When it comes to fantasy films, audiences have been presented with the best and worst of many mystical, magical worlds. The Harry Potter series? Great! The Lord of the Rings and The Hobbit trilogies? Stellar! The attempts at bringing Dungeons & Dragons to the big screen? Not so much. (We’ve seen three features since 2000, and I leave it to you to decide which one is the worst.) But with Warner Bros.’ Harry Potter train almost at the end of its track, it seems like the studio is looking to build another big fantasy film franchise. Enter D&D.

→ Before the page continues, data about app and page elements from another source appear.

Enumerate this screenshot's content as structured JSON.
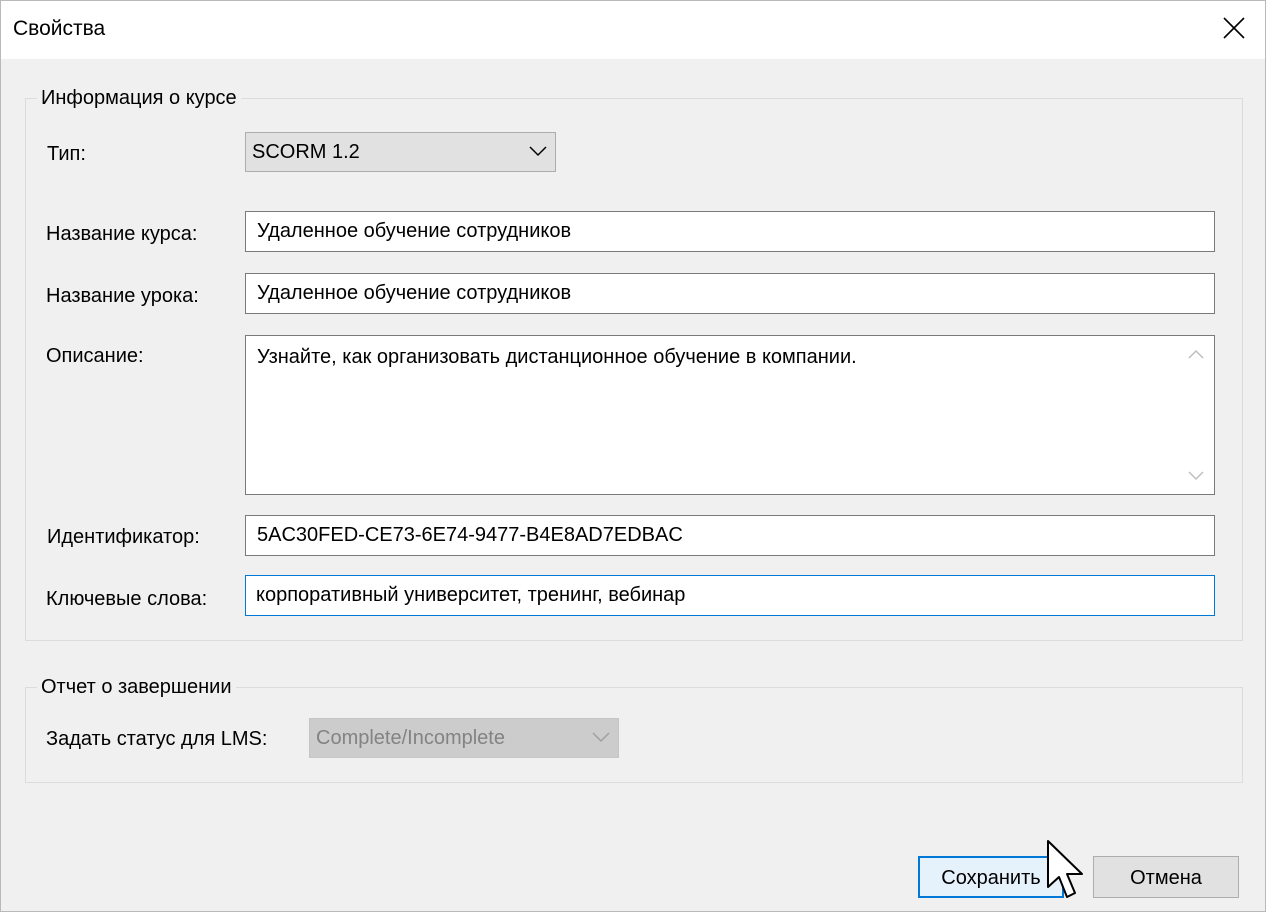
{
  "window": {
    "title": "Свойства"
  },
  "course_info": {
    "legend": "Информация о курсе",
    "type_label": "Тип:",
    "type_value": "SCORM 1.2",
    "course_name_label": "Название курса:",
    "course_name_value": "Удаленное обучение сотрудников",
    "lesson_name_label": "Название урока:",
    "lesson_name_value": "Удаленное обучение сотрудников",
    "description_label": "Описание:",
    "description_value": "Узнайте, как организовать дистанционное обучение в компании.",
    "identifier_label": "Идентификатор:",
    "identifier_value": "5AC30FED-CE73-6E74-9477-B4E8AD7EDBAC",
    "keywords_label": "Ключевые слова:",
    "keywords_value": "корпоративный университет, тренинг, вебинар"
  },
  "completion_report": {
    "legend": "Отчет о завершении",
    "lms_status_label": "Задать статус для LMS:",
    "lms_status_value": "Complete/Incomplete",
    "lms_status_disabled": true
  },
  "buttons": {
    "save_label": "Сохранить",
    "cancel_label": "Отмена"
  },
  "icons": {
    "close": "close-icon",
    "dropdown": "chevron-down-icon",
    "scroll_up": "chevron-up-icon",
    "scroll_down": "chevron-down-icon",
    "cursor": "mouse-pointer-icon"
  },
  "colors": {
    "accent": "#0078d7",
    "window_bg": "#f0f0f0",
    "titlebar_bg": "#ffffff"
  }
}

Teaming up with Hasbro, Warner Bros. announced the plans for a Dungeons & Dragons franchise, highlighting the project’s priority by revealing that David Leslie Johnson’s script is already in their possession. Johnson’s previous work includes the horror films Orphan, Red Riding Hood, episodes of The Walking Dead, and rewrites on The Conjuring 2: The Enfield Poltergeist, which is in pre-production. His major fantasy action film credit? Wrath of the Titans. Yeah, so keep your expectations in check for this one.

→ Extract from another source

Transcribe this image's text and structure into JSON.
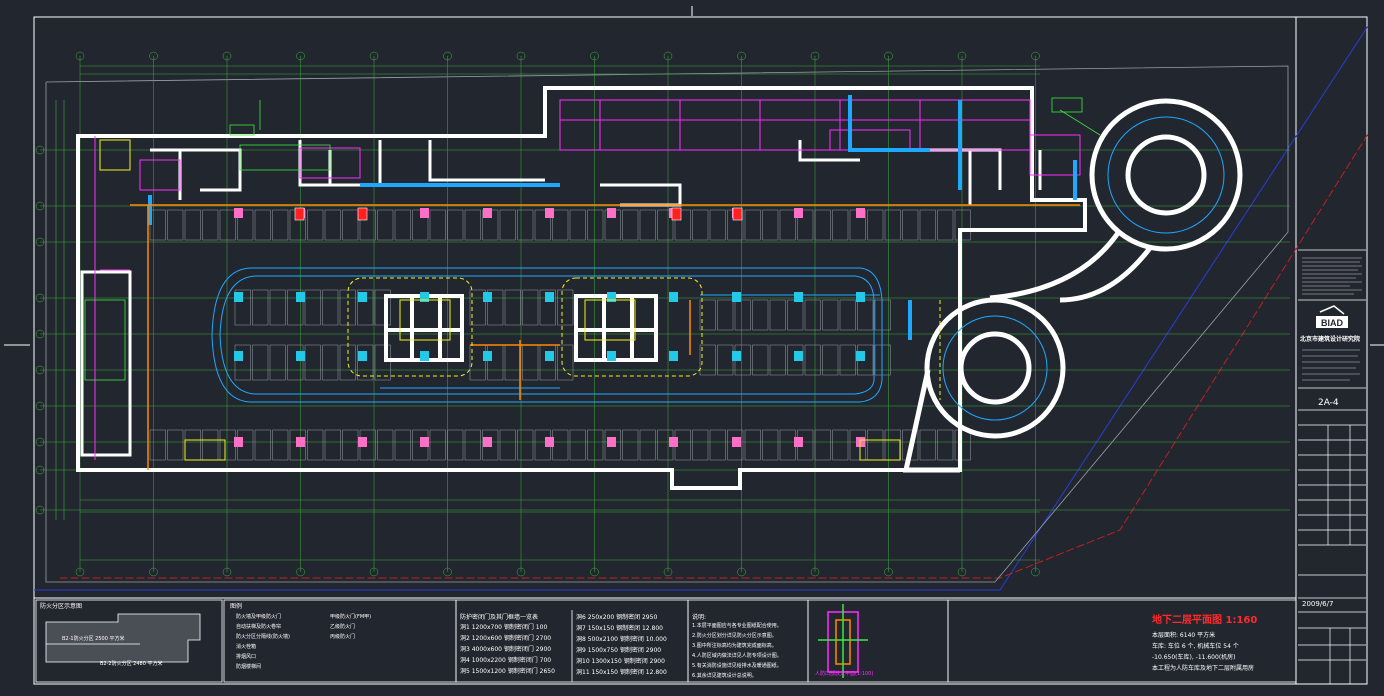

Hasbro’s Brian Goldner and Stephen Davis, Courtney Solomon and Allan Zeman of Sweetpea Entertainment, and Roy Lee are attached as producers. This announcement comes as the legal issues between Hasbro and Sweetpea Entertainment, Inc. over Dungeons & Dragons come to a conclusion, allowing more films to be made. Solomon has long been involved in the franchise as a producer; he talked about his hopes for a new film that’s closer to his ideal version a couple of years ago. Here’s what he says now that the deal has been done:

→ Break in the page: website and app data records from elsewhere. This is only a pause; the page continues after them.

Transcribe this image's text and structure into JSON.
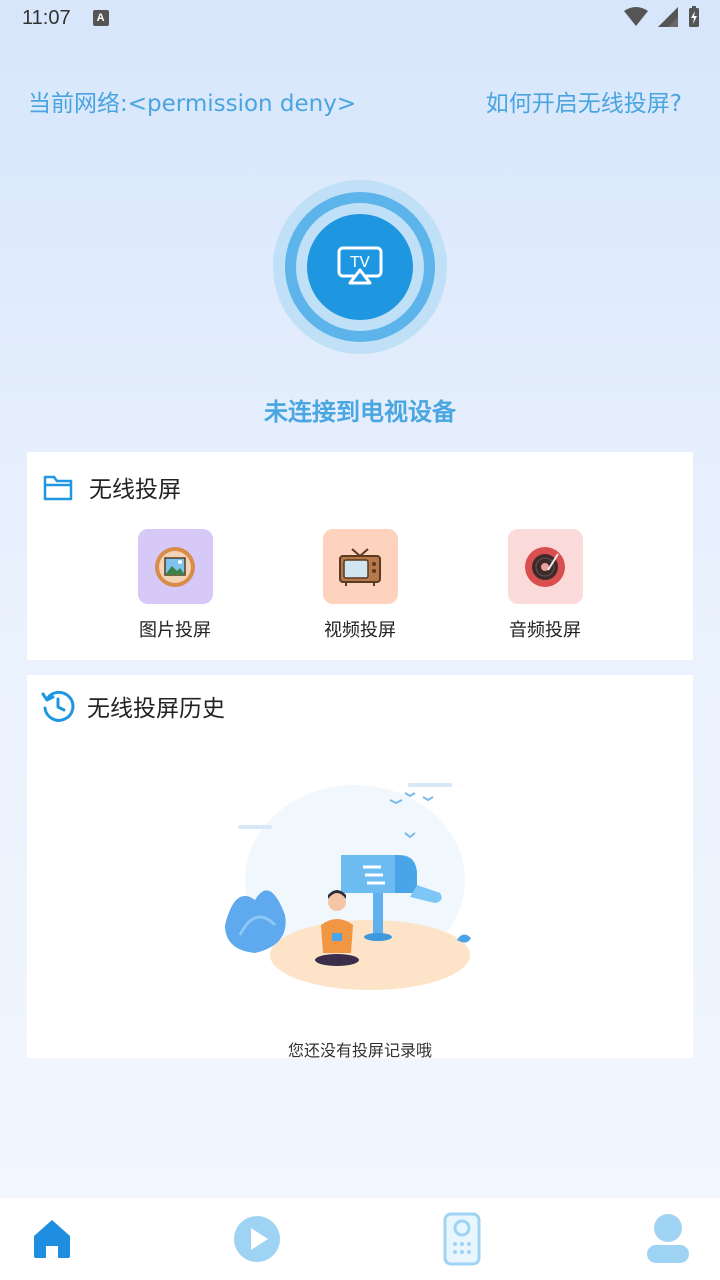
{
  "status_bar": {
    "time": "11:07",
    "notification_icon_letter": "A"
  },
  "header": {
    "network_label": "当前网络:<permission deny>",
    "help_link": "如何开启无线投屏?"
  },
  "cast": {
    "icon_text": "TV",
    "status": "未连接到电视设备"
  },
  "wireless_cast": {
    "title": "无线投屏",
    "items": [
      {
        "label": "图片投屏",
        "icon": "picture-icon",
        "bg": "#d6c8f7"
      },
      {
        "label": "视频投屏",
        "icon": "tv-icon",
        "bg": "#fdd3bd"
      },
      {
        "label": "音频投屏",
        "icon": "record-player-icon",
        "bg": "#fbdada"
      }
    ]
  },
  "history": {
    "title": "无线投屏历史",
    "empty_text": "您还没有投屏记录哦"
  },
  "bottom_nav": {
    "items": [
      {
        "name": "home",
        "icon": "home-icon",
        "active": true
      },
      {
        "name": "play",
        "icon": "play-icon",
        "active": false
      },
      {
        "name": "remote",
        "icon": "remote-icon",
        "active": false
      },
      {
        "name": "profile",
        "icon": "user-icon",
        "active": false
      }
    ]
  },
  "colors": {
    "accent": "#1f97e0",
    "accent_light": "#49a6e0",
    "nav_active": "#1f8ee0",
    "nav_inactive": "#9fd3f3"
  }
}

“We are thrilled that this beloved property can finally make its way to the big screen after 20 years, and that it can be realized by Warner Bros., which has been responsible for the biggest fantasy franchises over the past two decades.”
In a final interesting note, the press release also confirms that television productions are a possibility, so if the films prove successful at the box office, you can fully expect a broad cinematic universe that extends to the TV screen. Keep your eyes on Legendary Pictures and Universal Pictures big-screen adaptation of the fantasy game Warcraft next summer to see how it performs; it may prove to be a litmus test for the future of video game and fantasy adaptations alike.